Return the records verbatim.

=== Section Start ===

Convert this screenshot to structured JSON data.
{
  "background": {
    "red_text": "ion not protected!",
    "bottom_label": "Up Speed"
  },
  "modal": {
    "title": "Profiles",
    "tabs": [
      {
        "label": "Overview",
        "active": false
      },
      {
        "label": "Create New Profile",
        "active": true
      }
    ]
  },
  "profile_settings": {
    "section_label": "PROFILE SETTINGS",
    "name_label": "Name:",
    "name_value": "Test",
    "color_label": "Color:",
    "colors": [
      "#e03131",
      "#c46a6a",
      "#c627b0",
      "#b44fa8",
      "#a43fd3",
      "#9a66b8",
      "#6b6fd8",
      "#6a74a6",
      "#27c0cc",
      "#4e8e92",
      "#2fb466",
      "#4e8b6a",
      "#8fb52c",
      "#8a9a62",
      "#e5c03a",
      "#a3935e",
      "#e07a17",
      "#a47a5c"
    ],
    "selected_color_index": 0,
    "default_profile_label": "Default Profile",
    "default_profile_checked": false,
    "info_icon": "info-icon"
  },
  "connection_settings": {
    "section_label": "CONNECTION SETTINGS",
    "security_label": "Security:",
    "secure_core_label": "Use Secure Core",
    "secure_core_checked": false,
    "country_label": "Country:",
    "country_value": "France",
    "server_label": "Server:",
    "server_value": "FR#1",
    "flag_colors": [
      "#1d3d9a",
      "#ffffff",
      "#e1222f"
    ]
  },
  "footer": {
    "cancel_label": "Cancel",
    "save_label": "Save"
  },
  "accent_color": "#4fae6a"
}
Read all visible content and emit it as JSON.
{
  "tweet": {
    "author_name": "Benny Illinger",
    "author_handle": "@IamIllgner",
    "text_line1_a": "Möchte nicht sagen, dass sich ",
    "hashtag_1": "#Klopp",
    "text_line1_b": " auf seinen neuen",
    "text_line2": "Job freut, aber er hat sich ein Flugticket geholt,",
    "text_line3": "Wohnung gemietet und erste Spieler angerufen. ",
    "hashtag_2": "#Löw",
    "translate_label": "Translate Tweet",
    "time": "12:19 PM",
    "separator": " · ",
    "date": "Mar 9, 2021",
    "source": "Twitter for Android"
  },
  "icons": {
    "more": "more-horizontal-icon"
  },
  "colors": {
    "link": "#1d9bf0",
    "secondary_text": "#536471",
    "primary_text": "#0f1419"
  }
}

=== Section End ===

> [Solved problem]:
Convert this screenshot to structured JSON data.
{
  "background": {
    "red_text": "ion not protected!",
    "bottom_label": "Up Speed"
  },
  "modal": {
    "title": "Profiles",
    "tabs": [
      {
        "label": "Overview",
        "active": false
      },
      {
        "label": "Create New Profile",
        "active": true
      }
    ]
  },
  "profile_settings": {
    "section_label": "PROFILE SETTINGS",
    "name_label": "Name:",
    "name_value": "Test",
    "color_label": "Color:",
    "colors": [
      "#e03131",
      "#c46a6a",
      "#c627b0",
      "#b44fa8",
      "#a43fd3",
      "#9a66b8",
      "#6b6fd8",
      "#6a74a6",
      "#27c0cc",
      "#4e8e92",
      "#2fb466",
      "#4e8b6a",
      "#8fb52c",
      "#8a9a62",
      "#e5c03a",
      "#a3935e",
      "#e07a17",
      "#a47a5c"
    ],
    "selected_color_index": 0,
    "default_profile_label": "Default Profile",
    "default_profile_checked": false,
    "info_icon": "info-icon"
  },
  "connection_settings": {
    "section_label": "CONNECTION SETTINGS",
    "security_label": "Security:",
    "secure_core_label": "Use Secure Core",
    "secure_core_checked": false,
    "country_label": "Country:",
    "country_value": "France",
    "server_label": "Server:",
    "server_value": "FR#1",
    "flag_colors": [
      "#1d3d9a",
      "#ffffff",
      "#e1222f"
    ]
  },
  "footer": {
    "cancel_label": "Cancel",
    "save_label": "Save"
  },
  "accent_color": "#4fae6a"
}
Read all visible content and emit it as JSON.
{
  "tweet": {
    "author_name": "Benny Illinger",
    "author_handle": "@IamIllgner",
    "text_line1_a": "Möchte nicht sagen, dass sich ",
    "hashtag_1": "#Klopp",
    "text_line1_b": " auf seinen neuen",
    "text_line2": "Job freut, aber er hat sich ein Flugticket geholt,",
    "text_line3": "Wohnung gemietet und erste Spieler angerufen. ",
    "hashtag_2": "#Löw",
    "translate_label": "Translate Tweet",
    "time": "12:19 PM",
    "separator": " · ",
    "date": "Mar 9, 2021",
    "source": "Twitter for Android"
  },
  "icons": {
    "more": "more-horizontal-icon"
  },
  "colors": {
    "link": "#1d9bf0",
    "secondary_text": "#536471",
    "primary_text": "#0f1419"
  }
}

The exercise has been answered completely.